# Records excerpted from a collection
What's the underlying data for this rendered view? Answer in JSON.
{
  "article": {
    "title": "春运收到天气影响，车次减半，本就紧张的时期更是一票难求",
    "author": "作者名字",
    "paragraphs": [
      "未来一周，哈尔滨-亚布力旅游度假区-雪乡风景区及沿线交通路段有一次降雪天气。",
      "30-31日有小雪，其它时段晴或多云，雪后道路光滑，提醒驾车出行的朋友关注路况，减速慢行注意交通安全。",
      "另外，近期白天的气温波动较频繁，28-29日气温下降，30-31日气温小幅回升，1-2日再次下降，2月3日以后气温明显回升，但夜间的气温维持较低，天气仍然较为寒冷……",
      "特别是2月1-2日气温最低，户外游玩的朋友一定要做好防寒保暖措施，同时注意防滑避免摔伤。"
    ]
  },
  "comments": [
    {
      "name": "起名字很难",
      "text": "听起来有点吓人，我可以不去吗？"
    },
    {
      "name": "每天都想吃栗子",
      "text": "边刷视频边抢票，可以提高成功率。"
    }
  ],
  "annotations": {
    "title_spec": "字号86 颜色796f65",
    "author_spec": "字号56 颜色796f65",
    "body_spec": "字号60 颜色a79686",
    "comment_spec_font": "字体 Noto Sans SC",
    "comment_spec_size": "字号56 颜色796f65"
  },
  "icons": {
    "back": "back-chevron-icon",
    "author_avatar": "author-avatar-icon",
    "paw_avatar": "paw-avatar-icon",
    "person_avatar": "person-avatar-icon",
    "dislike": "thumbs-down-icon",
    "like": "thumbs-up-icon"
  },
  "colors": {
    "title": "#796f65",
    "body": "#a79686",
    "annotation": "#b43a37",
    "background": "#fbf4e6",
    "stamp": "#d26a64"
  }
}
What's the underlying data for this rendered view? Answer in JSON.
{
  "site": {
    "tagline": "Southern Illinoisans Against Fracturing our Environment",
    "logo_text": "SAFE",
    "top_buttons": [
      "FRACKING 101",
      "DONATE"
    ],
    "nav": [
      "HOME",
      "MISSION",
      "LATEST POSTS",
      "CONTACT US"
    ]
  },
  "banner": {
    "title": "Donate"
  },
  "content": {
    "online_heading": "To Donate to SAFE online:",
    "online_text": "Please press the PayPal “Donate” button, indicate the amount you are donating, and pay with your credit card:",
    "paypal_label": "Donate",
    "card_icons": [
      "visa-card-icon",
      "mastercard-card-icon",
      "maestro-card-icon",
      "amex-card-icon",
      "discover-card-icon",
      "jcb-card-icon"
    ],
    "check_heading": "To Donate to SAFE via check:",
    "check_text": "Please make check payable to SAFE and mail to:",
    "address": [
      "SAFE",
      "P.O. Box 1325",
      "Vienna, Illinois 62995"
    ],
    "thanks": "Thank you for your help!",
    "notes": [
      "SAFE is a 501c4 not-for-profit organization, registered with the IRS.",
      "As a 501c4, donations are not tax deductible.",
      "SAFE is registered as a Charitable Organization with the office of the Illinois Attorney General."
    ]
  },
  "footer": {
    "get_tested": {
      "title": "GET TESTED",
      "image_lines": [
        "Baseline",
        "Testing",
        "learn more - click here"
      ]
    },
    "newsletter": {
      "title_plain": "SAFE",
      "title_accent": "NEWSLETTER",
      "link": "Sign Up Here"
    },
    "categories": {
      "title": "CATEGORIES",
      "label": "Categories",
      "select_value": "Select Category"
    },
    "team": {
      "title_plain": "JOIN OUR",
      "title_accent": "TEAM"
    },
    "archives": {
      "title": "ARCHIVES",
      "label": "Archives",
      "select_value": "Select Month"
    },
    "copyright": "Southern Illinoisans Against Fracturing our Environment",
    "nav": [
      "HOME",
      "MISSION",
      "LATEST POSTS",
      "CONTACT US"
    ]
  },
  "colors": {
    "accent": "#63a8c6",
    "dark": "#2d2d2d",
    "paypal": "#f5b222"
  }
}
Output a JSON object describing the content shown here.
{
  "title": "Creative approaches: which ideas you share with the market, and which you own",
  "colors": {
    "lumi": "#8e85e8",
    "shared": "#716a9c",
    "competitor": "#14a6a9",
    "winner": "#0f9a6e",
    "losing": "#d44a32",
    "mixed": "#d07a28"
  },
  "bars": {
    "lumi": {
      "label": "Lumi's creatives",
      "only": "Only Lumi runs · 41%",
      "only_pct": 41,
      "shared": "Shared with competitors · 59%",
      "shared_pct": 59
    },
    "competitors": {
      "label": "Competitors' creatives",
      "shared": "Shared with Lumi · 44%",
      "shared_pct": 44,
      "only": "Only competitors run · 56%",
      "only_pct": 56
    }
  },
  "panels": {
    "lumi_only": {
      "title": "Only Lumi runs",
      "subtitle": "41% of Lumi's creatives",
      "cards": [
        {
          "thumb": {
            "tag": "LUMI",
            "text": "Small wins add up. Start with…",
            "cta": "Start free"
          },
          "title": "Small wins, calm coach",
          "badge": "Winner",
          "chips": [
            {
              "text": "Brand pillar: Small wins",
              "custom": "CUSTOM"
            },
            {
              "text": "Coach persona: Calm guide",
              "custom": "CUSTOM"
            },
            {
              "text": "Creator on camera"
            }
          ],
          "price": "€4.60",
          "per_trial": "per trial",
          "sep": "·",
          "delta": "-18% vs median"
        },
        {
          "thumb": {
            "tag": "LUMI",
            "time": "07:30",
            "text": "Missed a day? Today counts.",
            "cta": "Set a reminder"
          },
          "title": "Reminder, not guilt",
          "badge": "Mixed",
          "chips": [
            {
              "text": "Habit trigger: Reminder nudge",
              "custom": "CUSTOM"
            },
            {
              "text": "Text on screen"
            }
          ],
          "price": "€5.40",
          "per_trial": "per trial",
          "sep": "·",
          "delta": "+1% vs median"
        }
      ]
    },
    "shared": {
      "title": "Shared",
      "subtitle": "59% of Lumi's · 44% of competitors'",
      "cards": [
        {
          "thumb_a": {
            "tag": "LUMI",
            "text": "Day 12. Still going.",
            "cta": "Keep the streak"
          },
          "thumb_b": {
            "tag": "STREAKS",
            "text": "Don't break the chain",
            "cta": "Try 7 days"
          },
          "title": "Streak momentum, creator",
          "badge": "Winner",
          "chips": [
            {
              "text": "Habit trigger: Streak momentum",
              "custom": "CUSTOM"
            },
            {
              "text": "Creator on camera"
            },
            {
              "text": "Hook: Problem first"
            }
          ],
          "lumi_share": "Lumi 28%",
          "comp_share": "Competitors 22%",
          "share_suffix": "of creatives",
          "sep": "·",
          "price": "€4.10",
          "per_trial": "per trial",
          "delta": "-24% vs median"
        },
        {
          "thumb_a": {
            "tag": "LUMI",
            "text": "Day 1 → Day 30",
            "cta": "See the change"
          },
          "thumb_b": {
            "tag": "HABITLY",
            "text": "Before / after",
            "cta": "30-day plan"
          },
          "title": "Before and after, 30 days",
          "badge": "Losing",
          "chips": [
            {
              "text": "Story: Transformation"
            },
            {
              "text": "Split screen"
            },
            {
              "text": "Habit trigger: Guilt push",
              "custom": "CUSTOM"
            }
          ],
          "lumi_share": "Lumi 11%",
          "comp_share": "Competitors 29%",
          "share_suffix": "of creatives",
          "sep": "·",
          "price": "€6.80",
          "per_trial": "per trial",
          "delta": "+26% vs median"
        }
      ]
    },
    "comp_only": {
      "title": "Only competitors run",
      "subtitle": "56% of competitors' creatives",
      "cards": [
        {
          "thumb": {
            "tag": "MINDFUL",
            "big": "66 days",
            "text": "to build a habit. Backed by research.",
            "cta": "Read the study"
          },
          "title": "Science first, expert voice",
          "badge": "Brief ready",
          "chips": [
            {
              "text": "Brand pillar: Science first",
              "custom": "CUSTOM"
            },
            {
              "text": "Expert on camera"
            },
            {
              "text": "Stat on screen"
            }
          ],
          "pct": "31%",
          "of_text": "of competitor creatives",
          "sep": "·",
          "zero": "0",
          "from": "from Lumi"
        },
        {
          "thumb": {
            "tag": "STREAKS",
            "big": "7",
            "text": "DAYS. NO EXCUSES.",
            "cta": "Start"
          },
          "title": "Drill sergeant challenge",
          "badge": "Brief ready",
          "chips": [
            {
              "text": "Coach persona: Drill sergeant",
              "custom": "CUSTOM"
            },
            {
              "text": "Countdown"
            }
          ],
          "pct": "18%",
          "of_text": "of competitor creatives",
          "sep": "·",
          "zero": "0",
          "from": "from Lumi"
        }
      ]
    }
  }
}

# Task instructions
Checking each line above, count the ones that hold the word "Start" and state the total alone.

# Result of the exercise
3